Blackhorn, who’s part Native American, was studying for a degree in Queer Studies and Social Justice at Evergreen State College when she won a 2009 scholarship, reports Jim Miller. Now we know what kind of job a person can get with a degree in Queer Studies and Social Justice.

Brooklyn school picks diversity over gifted program

A Brooklyn elementary school is dropping its popular gifted program because not enough black and Latino students test into gifted classes, reports the New York Daily News. More than two-thirds of students are black or Latino, while Asian-Americans make up 18 percent and whites 10 percent. 

Poor high school’s impact lasts

Top students at low-performing high schools earn low grades in collegeconcludes a new study. The University of Texas at Austin guarantees admission to the top 10 percent of students at every high school in the state as an alternative to race-based affirmative action.

. . .  the researchers did modeling on the performance of a female Hispanic student who enrolled at UT at the age of 18, has a mother with a high school diploma, and family income between $20,000 and $40,000. Such a student, graduating from a high-performing high school, would be predicted to earn a 3.21 grade-point average at UT. Such a student from a low-performing high school would be predicted to earn a 2.30 at UT.

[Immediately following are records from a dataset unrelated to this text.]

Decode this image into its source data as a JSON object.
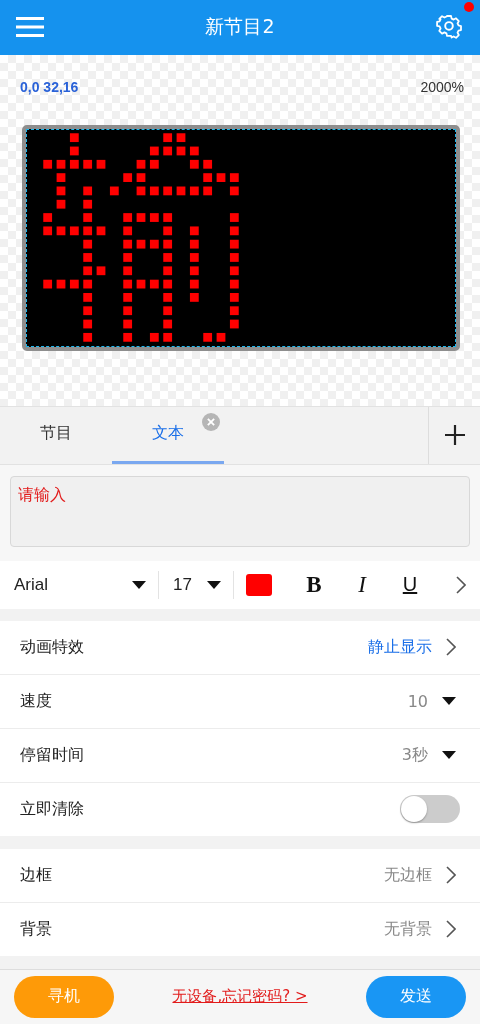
{
  "header": {
    "title": "新节目2",
    "notification": true
  },
  "canvas": {
    "coordinates": "0,0 32,16",
    "zoom": "2000%"
  },
  "tabs": [
    {
      "label": "节目",
      "selected": false,
      "closable": false
    },
    {
      "label": "文本",
      "selected": true,
      "closable": true
    }
  ],
  "text_input": {
    "placeholder": "请输入"
  },
  "format_bar": {
    "font": "Arial",
    "size": "17",
    "color": "#ff0000",
    "style_buttons": [
      {
        "label": "B",
        "kind": "bold"
      },
      {
        "label": "I",
        "kind": "italic"
      },
      {
        "label": "U",
        "kind": "underline"
      }
    ]
  },
  "settings_groups": [
    [
      {
        "label": "动画特效",
        "value": "静止显示",
        "kind": "link",
        "highlighted": true
      },
      {
        "label": "速度",
        "value": "10",
        "kind": "dropdown",
        "highlighted": false
      },
      {
        "label": "停留时间",
        "value": "3秒",
        "kind": "dropdown",
        "highlighted": false
      },
      {
        "label": "立即清除",
        "kind": "toggle",
        "on": false
      }
    ],
    [
      {
        "label": "边框",
        "value": "无边框",
        "kind": "link",
        "highlighted": false
      },
      {
        "label": "背景",
        "value": "无背景",
        "kind": "link",
        "highlighted": false
      }
    ]
  ],
  "footer": {
    "search_button": "寻机",
    "help_link": "无设备,忘记密码? >",
    "send_button": "发送"
  }
}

That’s a huge difference. And students don’t catch up in sophomore or junior year, the study found.

Starting this fall, UT will accept students in the top 7 percent of their high school class.

The University of California guarantees admission to students in the top 4 percent of their high school class, if they’ve passed the required college-prep courses with a C or better.

 

Why all kids should watch South Park

South Park kicked off its 17th season with Cartman’s discovery he’s being monitored by the National Security Agency.

All Kids Should be FORCED to Watch South Park!, argue Reason’s Nick Gillespie and Jim Epstein.

Virtually every episode points out the difference between legitimate authority and the abuse of power and scare-mongering. Whether it’s the show’s Jew-baiting jerk Eric Cartman going nuts as a traffic cop or former Vice President Al Gore trying to scare the boys into hysteria over ManBearPig, South Park always emphasizes thinking for yourself rather than blindly following what leaders say.

In addition, South Park respects real diversity.

Today’s kids are constantly force-fed hosannas to tolerance and diversity that ring hollow and false. But even when it’s brutally satirizing something like Mormonism, South Park actually fosters a true live-and-let-live ethos that’s sadly lacking in most K-12 curricula.

Finally, one of “South Park’s core values is taking responsibility for one’s actions,” write Gillespie and Epstein. “In the episode where Stan’s father develops a drinking problem and seeks supernatural intervention for a cure, it’s the child who lays out the case for self-control and accountability.”

Kindergarten kids on first day of school

Kindergarten Kids Explain Their First Day of School.

Four million children will start kindergarten this year. Compared to new kindergarteners 10 years ago, these children are more racially and ethnically diverse, more than twice as likely to qualify for a subsidized lunch and more likely to live in neighborhoods their parents describe as safe, according to Child Trends.